Member
WOW, your working/living history is so exhausting to imagine, that I truly wonder how you kept your personal stuff segregated from all that friendly fire out there, meaning your friends were doing bodatious things, even radical in today’s world, drugs/smokes, always in reach and party animals everywhere, how did you keep focused on the brass ring as the carousel around you was seemingly spinning out of control … your personal character has seen a lot of distraction along the way, but somehow you were sturdy enough to take up law, and I know, for a fact, you have faced a… Read more »
michaelscott
Member

Amazing! Let us know when you write your autobiography.
It will be a best seller for sure.

Carol O
Guest

I missed out on the sex bots, but your story was great!
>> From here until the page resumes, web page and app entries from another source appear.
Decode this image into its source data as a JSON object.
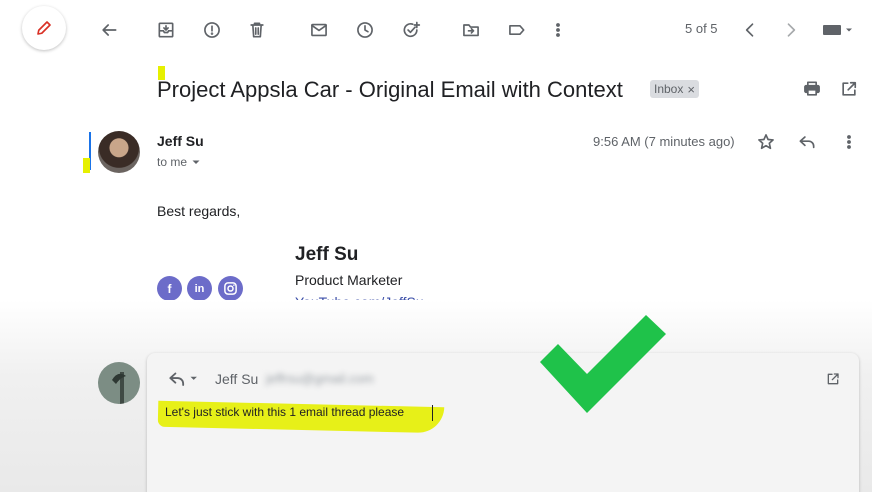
{
  "toolbar": {
    "pager": "5 of 5"
  },
  "email": {
    "subject": "Project Appsla Car - Original Email with Context",
    "label_chip": "Inbox",
    "label_chip_remove": "×",
    "sender_name": "Jeff Su",
    "recipient": "to me",
    "time": "9:56 AM (7 minutes ago)",
    "body": "Best regards,",
    "signature": {
      "name": "Jeff Su",
      "title": "Product Marketer",
      "link": "YouTube.com/JeffSu",
      "social": [
        "f",
        "in",
        "ig"
      ]
    }
  },
  "reply": {
    "from": "Jeff Su",
    "from_email": "jeffrsu@gmail.com",
    "text": "Let's just stick with this 1 email thread please"
  },
  "colors": {
    "highlight": "#e6f000",
    "checkmark": "#1fc24a",
    "social": "#6c6cc9"
  }
}
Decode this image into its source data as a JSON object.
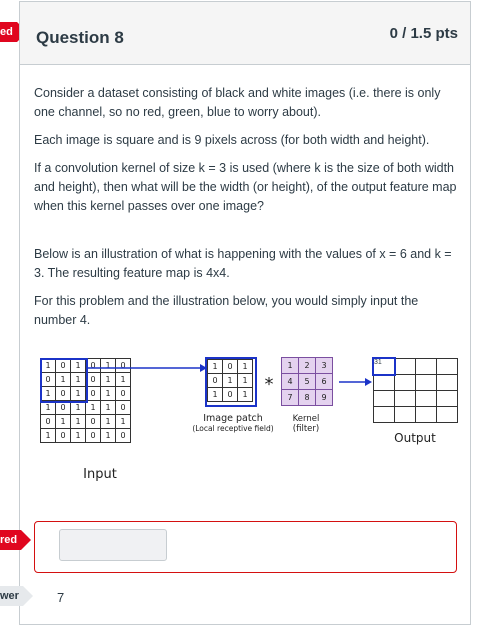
{
  "tags": {
    "top": "ed",
    "middle": "red",
    "bottom": "wer"
  },
  "question": {
    "title": "Question 8",
    "points": "0 / 1.5 pts",
    "p1": "Consider a dataset consisting of black and white images (i.e. there is only one channel, so no red, green, blue to worry about).",
    "p2": "Each image is square and is 9 pixels across (for both width and height).",
    "p3": "If a convolution kernel of size k = 3 is used (where k is the size of both width and height), then what will be the width (or height), of the output feature map when this kernel passes over one image?",
    "p4": "Below is an illustration of what is happening with the values of x = 6 and k = 3. The resulting feature map is 4x4.",
    "p5": "For this problem and the illustration below, you would simply input the number 4."
  },
  "figure": {
    "input_matrix": [
      [
        "1",
        "0",
        "1",
        "0",
        "1",
        "0"
      ],
      [
        "0",
        "1",
        "1",
        "0",
        "1",
        "1"
      ],
      [
        "1",
        "0",
        "1",
        "0",
        "1",
        "0"
      ],
      [
        "1",
        "0",
        "1",
        "1",
        "1",
        "0"
      ],
      [
        "0",
        "1",
        "1",
        "0",
        "1",
        "1"
      ],
      [
        "1",
        "0",
        "1",
        "0",
        "1",
        "0"
      ]
    ],
    "input_label": "Input",
    "patch_matrix": [
      [
        "1",
        "0",
        "1"
      ],
      [
        "0",
        "1",
        "1"
      ],
      [
        "1",
        "0",
        "1"
      ]
    ],
    "patch_label_1": "Image patch",
    "patch_label_2": "(Local receptive field)",
    "star": "*",
    "kernel_matrix": [
      [
        "1",
        "2",
        "3"
      ],
      [
        "4",
        "5",
        "6"
      ],
      [
        "7",
        "8",
        "9"
      ]
    ],
    "kernel_label_1": "Kernel",
    "kernel_label_2": "(filter)",
    "output_first_value": "31",
    "output_label": "Output"
  },
  "answer": {
    "input_value": "",
    "correct_answer": "7"
  }
}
It was certainly a different time, wasn’t it? Good on you for not only surviving it, but thriving in spite of it.